▶ **Description of the task**:
From the entries below, copy out all lines holding "span".

▶ **Source material**:
------

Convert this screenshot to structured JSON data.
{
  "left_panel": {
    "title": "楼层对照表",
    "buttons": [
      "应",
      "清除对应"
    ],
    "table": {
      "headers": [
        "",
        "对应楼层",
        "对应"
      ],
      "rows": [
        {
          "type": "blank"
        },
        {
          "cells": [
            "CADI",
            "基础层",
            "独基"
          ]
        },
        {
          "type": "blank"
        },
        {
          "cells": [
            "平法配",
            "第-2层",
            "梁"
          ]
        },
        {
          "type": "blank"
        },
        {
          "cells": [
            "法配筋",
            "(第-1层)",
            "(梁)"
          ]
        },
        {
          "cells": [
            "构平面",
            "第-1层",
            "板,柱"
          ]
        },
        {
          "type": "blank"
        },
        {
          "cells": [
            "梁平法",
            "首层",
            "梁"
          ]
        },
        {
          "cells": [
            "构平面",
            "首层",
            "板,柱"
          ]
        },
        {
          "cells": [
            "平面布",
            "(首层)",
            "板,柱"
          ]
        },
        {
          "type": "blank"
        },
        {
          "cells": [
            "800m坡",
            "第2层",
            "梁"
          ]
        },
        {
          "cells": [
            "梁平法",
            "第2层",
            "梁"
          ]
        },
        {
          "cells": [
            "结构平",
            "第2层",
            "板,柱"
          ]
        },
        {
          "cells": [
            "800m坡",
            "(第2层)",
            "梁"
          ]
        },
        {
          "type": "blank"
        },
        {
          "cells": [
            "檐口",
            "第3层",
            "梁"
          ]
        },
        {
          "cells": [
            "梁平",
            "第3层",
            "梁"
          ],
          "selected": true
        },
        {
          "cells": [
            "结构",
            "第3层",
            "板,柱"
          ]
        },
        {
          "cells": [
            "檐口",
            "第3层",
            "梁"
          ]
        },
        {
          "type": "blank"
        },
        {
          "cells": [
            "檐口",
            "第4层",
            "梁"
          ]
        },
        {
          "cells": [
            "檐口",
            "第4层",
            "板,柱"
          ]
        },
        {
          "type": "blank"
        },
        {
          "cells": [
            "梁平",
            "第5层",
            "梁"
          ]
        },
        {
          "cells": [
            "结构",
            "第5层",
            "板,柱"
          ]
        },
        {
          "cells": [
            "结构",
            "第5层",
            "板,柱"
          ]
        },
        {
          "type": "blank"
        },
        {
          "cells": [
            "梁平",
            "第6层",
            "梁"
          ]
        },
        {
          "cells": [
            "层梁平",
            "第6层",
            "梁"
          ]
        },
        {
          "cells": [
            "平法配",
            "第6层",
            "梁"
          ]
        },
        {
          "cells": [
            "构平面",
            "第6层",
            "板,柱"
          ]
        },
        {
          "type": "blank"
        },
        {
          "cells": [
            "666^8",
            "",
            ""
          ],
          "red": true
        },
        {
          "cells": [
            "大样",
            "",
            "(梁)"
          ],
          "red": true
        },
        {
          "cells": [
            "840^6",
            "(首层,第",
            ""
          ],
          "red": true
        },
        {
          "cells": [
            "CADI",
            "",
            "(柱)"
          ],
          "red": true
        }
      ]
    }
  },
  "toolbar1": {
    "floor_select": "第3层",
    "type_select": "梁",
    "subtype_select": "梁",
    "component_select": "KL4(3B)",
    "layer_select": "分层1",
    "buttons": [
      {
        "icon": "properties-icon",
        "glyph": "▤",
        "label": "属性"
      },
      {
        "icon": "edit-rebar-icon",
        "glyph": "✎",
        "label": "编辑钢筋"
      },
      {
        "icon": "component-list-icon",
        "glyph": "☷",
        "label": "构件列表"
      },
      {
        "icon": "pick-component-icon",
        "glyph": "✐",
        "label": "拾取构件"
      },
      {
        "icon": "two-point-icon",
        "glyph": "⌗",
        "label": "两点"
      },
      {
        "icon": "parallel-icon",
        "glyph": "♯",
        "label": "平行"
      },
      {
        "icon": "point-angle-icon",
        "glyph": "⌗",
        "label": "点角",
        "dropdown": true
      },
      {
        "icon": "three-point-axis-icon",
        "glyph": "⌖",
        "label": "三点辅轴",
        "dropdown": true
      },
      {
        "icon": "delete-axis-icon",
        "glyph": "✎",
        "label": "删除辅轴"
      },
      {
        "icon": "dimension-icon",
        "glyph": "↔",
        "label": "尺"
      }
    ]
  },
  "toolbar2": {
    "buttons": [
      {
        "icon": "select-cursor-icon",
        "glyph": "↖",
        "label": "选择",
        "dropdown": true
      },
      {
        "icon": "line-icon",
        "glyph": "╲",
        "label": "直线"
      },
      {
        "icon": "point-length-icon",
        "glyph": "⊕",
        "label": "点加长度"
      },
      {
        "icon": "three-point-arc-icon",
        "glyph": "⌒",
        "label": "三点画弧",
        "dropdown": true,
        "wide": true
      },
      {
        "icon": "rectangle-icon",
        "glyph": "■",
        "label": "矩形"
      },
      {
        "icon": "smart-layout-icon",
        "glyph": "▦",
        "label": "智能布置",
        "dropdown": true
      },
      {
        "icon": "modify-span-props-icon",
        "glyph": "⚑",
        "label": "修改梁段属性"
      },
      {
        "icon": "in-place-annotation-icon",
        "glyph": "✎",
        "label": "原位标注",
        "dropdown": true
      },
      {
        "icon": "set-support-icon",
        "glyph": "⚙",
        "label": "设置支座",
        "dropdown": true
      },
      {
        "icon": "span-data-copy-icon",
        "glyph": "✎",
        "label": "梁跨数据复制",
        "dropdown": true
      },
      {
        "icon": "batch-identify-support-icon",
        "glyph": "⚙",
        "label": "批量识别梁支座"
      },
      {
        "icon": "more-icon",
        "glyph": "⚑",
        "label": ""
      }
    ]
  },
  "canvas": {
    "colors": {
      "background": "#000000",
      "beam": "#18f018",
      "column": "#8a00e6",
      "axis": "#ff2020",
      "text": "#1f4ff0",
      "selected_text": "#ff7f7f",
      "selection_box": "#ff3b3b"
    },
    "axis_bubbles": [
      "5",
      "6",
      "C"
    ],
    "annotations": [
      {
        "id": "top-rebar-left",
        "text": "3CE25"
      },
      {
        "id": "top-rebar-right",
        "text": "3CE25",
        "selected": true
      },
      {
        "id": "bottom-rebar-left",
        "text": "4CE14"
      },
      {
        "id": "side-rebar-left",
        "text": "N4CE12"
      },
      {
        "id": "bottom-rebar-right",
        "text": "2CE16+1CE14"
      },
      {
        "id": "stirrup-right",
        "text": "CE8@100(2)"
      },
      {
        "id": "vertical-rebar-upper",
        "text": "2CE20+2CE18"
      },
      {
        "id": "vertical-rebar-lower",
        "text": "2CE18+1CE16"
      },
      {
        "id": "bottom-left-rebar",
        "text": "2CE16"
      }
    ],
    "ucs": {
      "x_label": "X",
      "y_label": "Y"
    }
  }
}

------

▶ **Solution to this exercise**:
        "icon": "modify-span-props-icon",
        "icon": "span-data-copy-icon",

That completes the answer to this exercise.